Data extract:
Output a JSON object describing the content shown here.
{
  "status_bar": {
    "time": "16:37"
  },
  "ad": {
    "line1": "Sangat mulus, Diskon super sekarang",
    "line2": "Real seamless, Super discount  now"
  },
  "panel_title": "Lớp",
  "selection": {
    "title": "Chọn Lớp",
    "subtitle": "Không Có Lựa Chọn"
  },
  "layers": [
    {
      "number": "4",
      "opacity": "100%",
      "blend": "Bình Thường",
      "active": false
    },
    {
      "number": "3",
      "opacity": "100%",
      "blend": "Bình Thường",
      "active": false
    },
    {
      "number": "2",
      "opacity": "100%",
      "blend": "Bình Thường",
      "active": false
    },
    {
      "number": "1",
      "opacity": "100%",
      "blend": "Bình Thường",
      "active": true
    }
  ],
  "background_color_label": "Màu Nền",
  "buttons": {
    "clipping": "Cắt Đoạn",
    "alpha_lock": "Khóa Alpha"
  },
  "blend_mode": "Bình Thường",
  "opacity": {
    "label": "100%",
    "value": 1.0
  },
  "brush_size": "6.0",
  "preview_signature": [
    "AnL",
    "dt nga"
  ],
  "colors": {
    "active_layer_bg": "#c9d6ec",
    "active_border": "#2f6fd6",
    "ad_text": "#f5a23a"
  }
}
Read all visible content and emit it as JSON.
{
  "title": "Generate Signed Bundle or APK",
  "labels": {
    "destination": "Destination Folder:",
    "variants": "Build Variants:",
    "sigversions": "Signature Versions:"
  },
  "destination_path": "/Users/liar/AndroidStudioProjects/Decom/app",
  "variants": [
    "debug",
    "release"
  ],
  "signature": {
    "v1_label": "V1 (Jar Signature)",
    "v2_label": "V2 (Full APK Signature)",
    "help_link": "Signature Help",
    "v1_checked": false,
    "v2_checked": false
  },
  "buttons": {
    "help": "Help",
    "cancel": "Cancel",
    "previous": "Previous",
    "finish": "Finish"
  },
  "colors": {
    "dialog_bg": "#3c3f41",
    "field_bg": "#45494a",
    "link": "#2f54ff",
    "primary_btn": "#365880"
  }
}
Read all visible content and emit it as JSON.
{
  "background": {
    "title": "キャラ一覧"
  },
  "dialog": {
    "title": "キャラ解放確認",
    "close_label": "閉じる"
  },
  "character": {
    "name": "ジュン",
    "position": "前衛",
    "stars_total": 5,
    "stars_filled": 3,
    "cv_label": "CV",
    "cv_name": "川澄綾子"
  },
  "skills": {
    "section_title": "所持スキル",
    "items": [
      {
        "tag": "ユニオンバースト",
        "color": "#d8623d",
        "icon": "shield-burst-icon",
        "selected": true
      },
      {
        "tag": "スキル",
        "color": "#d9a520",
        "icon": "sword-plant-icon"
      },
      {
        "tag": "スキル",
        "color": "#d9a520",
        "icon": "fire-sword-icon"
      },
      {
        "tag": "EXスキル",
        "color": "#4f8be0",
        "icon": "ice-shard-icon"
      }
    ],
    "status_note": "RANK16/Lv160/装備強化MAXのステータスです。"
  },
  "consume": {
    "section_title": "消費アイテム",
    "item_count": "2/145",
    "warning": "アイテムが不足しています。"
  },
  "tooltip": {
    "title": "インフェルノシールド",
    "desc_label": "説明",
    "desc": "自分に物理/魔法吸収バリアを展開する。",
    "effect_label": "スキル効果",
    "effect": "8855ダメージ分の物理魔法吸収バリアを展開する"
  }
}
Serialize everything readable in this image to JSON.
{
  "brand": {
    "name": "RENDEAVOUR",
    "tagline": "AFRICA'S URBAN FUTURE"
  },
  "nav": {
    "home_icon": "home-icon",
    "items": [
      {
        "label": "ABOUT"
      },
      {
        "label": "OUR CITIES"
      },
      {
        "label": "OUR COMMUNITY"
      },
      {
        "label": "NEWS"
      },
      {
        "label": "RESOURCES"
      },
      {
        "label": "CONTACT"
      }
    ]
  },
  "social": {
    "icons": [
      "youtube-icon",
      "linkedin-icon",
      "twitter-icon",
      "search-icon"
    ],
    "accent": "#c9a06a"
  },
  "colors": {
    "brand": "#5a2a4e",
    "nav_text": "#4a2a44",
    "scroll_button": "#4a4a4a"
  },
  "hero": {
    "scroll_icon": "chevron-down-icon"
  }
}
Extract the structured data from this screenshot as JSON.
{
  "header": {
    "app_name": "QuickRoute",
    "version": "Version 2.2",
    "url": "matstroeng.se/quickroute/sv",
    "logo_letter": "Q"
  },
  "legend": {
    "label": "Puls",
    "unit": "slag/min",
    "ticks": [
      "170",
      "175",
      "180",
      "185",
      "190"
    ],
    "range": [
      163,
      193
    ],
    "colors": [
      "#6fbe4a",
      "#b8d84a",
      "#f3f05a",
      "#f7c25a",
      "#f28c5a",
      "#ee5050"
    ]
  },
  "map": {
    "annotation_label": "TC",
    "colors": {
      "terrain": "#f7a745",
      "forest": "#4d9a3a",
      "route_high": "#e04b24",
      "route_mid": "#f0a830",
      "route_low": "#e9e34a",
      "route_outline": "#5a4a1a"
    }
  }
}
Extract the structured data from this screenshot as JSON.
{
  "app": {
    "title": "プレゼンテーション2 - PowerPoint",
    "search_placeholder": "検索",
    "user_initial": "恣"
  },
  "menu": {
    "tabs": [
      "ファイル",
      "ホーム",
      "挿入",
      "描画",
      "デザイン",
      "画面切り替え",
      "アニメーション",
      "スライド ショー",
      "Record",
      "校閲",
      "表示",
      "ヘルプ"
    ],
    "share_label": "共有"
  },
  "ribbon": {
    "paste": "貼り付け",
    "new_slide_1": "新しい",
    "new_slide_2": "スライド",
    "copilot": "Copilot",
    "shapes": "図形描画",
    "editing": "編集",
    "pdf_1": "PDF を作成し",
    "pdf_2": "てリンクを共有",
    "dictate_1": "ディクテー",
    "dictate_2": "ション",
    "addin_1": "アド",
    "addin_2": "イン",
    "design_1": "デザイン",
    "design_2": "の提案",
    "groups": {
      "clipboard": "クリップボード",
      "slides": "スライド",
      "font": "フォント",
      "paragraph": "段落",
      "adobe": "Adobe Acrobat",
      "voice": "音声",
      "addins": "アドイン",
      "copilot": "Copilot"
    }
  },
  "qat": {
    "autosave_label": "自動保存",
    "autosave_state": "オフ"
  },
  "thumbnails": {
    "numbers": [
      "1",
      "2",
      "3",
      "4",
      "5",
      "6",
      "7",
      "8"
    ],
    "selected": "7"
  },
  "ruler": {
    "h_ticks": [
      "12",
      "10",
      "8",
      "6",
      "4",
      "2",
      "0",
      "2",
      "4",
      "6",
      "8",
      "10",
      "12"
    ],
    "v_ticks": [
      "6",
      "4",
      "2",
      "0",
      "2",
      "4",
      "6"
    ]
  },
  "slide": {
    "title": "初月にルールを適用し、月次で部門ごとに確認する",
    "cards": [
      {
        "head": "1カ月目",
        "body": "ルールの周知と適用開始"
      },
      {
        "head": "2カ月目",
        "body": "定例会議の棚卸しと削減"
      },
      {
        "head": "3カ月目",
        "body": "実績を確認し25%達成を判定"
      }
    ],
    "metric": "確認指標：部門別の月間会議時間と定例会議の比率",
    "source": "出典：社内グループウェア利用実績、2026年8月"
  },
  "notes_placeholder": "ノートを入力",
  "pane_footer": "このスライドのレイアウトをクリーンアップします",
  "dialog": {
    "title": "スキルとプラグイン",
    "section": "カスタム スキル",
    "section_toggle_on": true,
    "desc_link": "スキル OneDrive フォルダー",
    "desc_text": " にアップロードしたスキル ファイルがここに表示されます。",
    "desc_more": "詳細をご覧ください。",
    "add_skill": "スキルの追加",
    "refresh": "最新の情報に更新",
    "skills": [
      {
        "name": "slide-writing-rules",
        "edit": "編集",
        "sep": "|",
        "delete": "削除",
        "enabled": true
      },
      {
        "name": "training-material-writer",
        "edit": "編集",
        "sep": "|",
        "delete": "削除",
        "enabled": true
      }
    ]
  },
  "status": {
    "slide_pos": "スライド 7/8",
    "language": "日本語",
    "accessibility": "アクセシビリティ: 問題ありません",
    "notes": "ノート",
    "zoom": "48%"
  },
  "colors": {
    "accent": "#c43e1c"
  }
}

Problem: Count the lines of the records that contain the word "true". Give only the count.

Task solution: 5